Top 10 Foods Not to Eat

Google+ Pinterest LinkedIn Tumblr +

Now that that the savvy consumer has learned how to watch their weight, cholesterol and sodium intake, there’s a new list of the top 10 riskiest foods to eat that are regulated by the U.S. Food and Drug Administration. In 2009, the The Center for Science in the Public Interest, regulated by the U.S. Food and Drug Administration, highlighted more than 1,500 separate outbreaks of 50,000 illnesses with effects that ranged from simple gastrointestinal distress to disability and death since 1990.

Leafy Greens

Leafy greens—which includes iceberg lettuce, romaine lettuce, leaf lettuce, butter lettuce, baby leaf lettuce, escarole, endive, spring mix, spinach, cabbage, kale, arugula and chard—were responsible to sickening over 13,568 people. The primary offender in 2006 was E. coli, followed by Norovirus and Salmonella.

Shell Eggs

The food that has often been labeled as the perfect breakfast has sickened over 11,000 people between 1990 and 2006. The chief offender was salmonella that lives in the intestinal tracts of birds and gets transmitted to humans after eating eggs. Half of all of outbreaks occur in restaurants, where proper egg handling procedures were not followed.

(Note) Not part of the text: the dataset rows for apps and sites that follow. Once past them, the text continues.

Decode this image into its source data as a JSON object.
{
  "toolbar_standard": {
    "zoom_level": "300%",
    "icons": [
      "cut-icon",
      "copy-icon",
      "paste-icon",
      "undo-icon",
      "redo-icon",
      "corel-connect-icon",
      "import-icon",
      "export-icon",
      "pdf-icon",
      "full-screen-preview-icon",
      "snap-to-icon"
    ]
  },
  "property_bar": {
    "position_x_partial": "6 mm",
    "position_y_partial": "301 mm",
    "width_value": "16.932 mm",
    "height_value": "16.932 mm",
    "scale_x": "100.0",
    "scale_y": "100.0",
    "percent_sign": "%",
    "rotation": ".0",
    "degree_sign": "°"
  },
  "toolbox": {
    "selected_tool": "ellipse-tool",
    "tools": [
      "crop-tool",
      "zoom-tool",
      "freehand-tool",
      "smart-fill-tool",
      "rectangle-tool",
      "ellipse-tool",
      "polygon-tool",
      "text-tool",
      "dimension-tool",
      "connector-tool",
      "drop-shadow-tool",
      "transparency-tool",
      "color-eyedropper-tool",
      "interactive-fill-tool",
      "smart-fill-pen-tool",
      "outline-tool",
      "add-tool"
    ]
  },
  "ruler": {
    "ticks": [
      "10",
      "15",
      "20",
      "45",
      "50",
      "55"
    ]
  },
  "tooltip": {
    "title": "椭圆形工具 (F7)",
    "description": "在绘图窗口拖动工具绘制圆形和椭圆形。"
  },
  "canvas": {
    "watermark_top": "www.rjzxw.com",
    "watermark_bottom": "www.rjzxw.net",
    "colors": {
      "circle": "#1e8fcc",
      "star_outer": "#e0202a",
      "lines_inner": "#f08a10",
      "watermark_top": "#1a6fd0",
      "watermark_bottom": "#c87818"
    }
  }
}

The next most common source of egg outbreaks was in U.S. prisons, followed by large catered events.


While many consumers are wary about eating fish due to mercury poisoning, few are aware of scombroid, and illness caused by scombrotoxin in tuna dishes that affected more than 2,300 people in the study. After being caught, fish begins to release natural toxins if not stored at 60 degrees F or below. The toxin is not affected by cooking, freezing, smoking, curing or canning and usually results in the afflicted with skin flushing, headaches, diarrhea, abdominal cramps, nausea, heart palpitations and loss of vision. It is currently being monitored by the FDA’s Hazard Analysis Critical Control Points.


The primary source of oyster-related outbreaks is restaurants, where more than 2,000 were reported during the study. Illnesses are caused by Norovirus and Vibrio. Illnesses related to Norovirus is usually associated with improper food handling and contaminated waters leading to gastroenteritis. However, Vibrio is considered much worse. Vibrio’s hazards stem from a similar bacterium as cholera. If stricken, bacterium can circulate through the victim’s bloodstream causing fever, chills, septic shock and bloodstream infections.

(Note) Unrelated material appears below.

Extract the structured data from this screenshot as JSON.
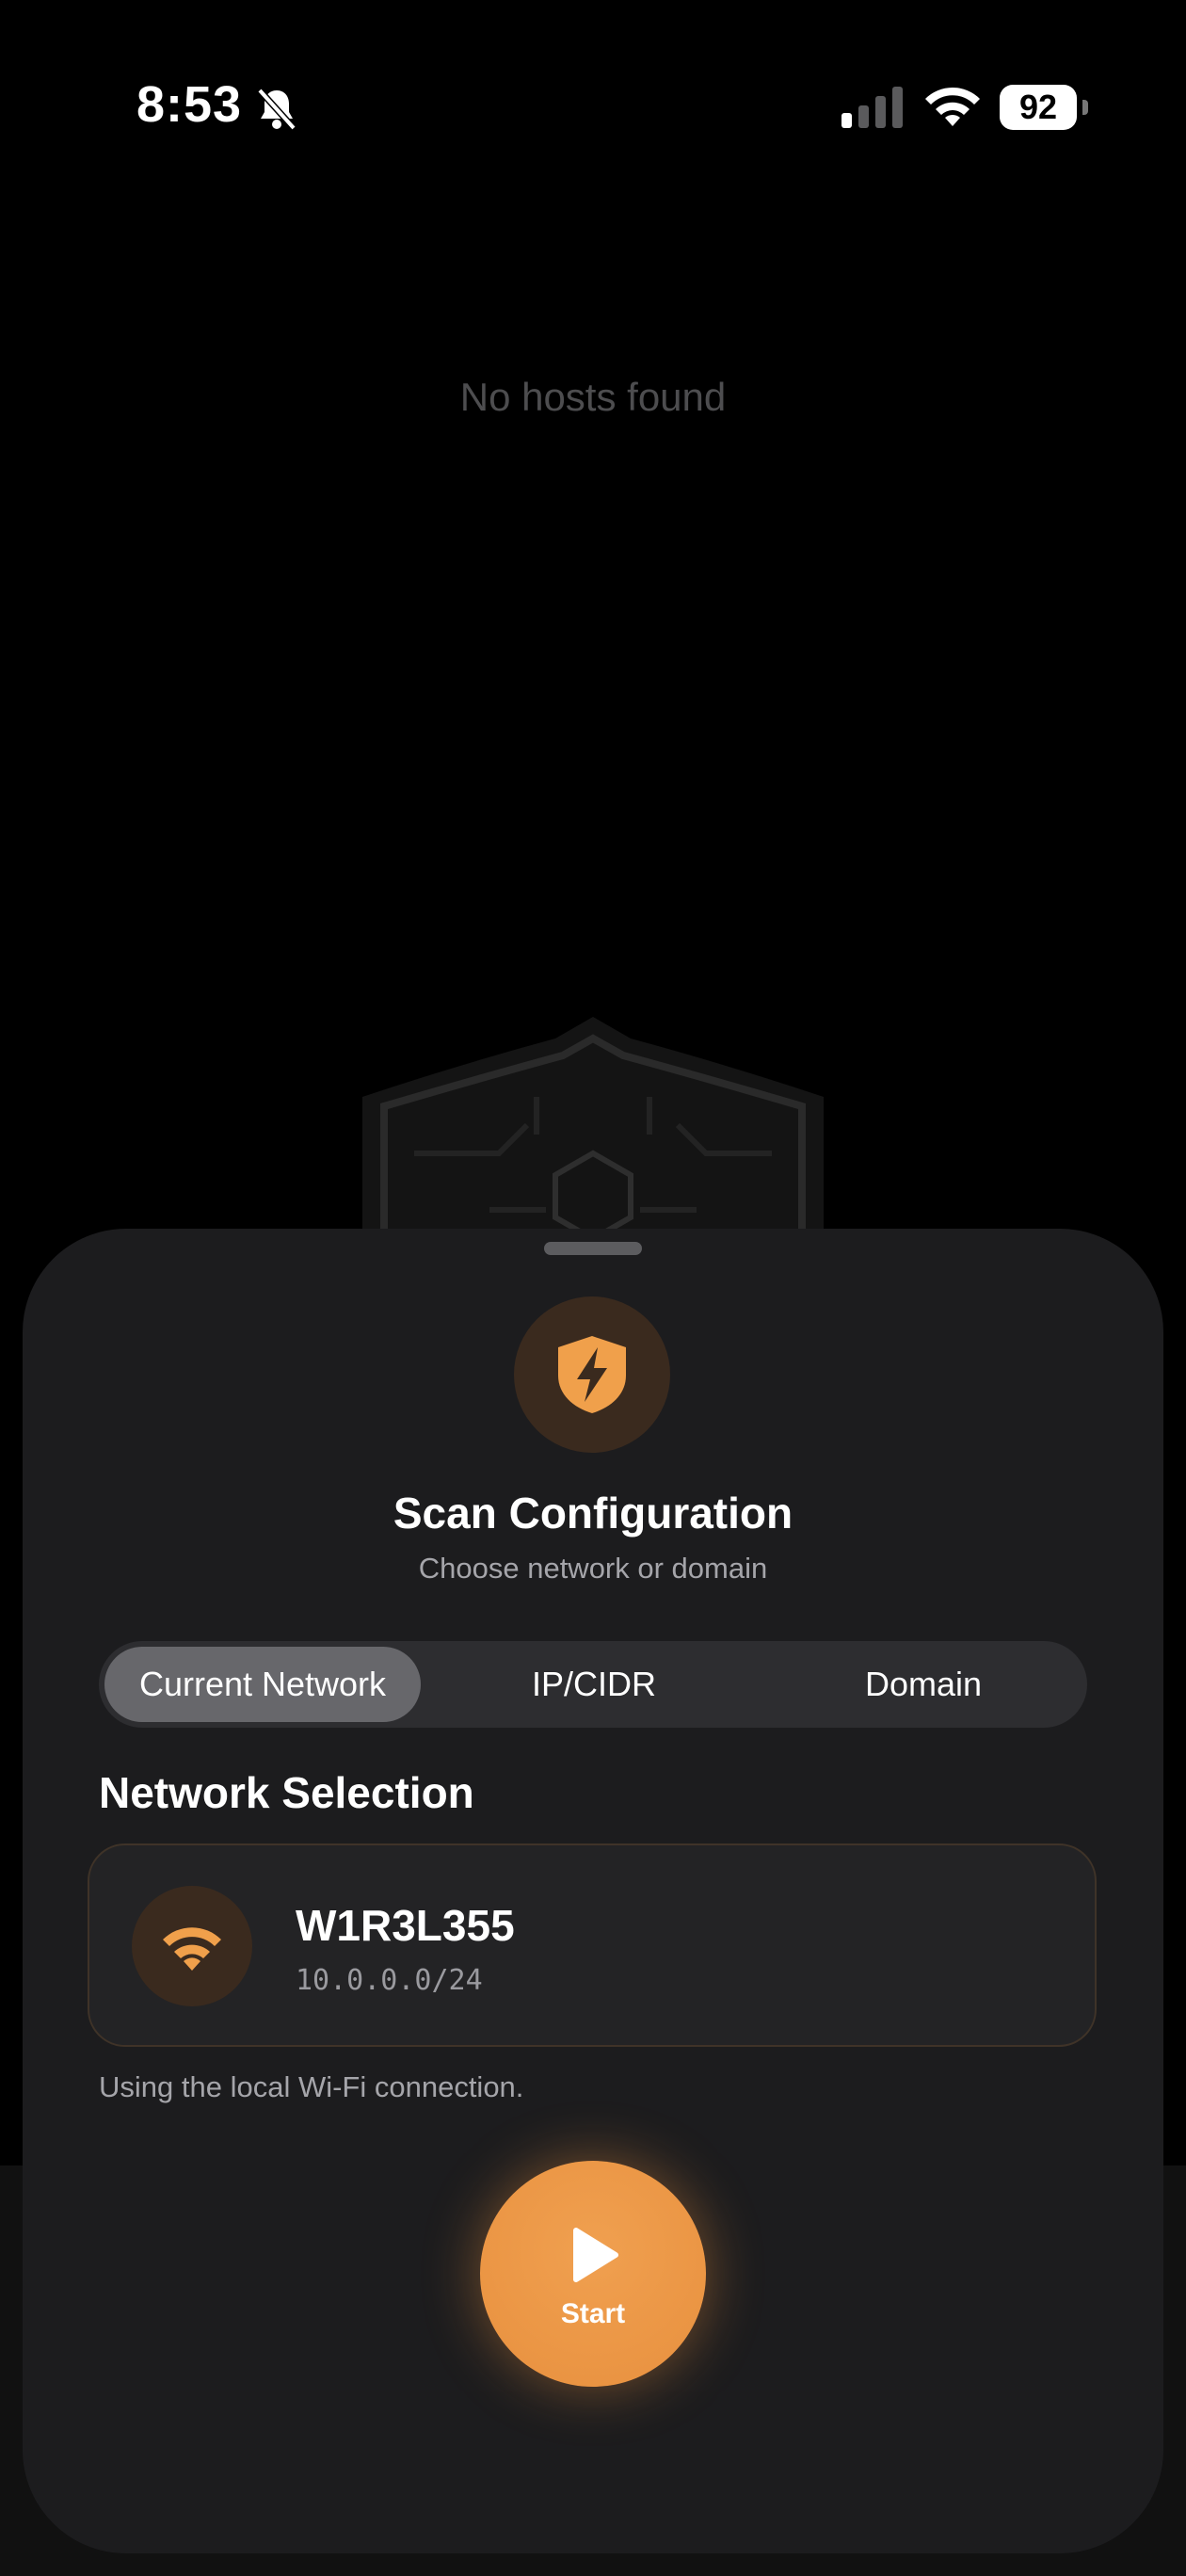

More than 40 percent of outbreaks associated with potatoes originate in supermarkets or delis. Grown in the soil, potatoes are almost always cooked and used in dishes like potato salad that can contain a broad range of pathogens, including salmonella and E. coli. Shigella and Listeria monocytogenes also appear and are associated with improper food handling.


Cheese was linked to 83 outbreaks that have sickened thousands of people. Cheese can become contaminated through several phases of production: curdling, molding and salting or later during processing. Pregnant women should be particularly careful about eating soft cheeses (brie, feta or Mexican-style) because of the risk of Listeria.

Ice Cream

Since 1990, more than 75 outbreaks of salmonella poisoning have occurred in all types of ice cream. The largest outbreak occurred in 1994 when a popular ice cream manufacturer used the same truck to haul raw, unpasteurized eggs and ice cream pre-mix that resulted in Salmonella spreading through the plant. Soft ice cream appears to be the most susceptible to contamination, where Listeria can cling to hard metal surfaces.


Whether you’re referring to reds, rounds, Romas or grape tomatoes, all forms have been linked to food-borne illnesses, largely through Salmonella. Salmonella enters the plants through the roots or through small cracks in the skin. Once inside, Salmonella spreads rapidly throughout the tomato.


Both raw and lightly cooked sprouts have been recognized by the FDA a source of food-borne illnesses since the 1990s. The most likely source of contamination is the seeds that are used to grow sprouts, along with improper handling and storage. Since 1990, 25 outbreaks of Salmonella and E. coli have been linked to sprouts.


Raspberries, blackberries and some or our other favorite berries have caused more than 25 outbreaks with 3,300 illnesses since 1990. In 1997, more than 2.6 million lbs. of contaminated strawberries were recalled after students across several states were infected with hepatitis A. cycospora has also been carried across five states through berries that results in dehydration and stomach cramps.



About Author

Leave A Reply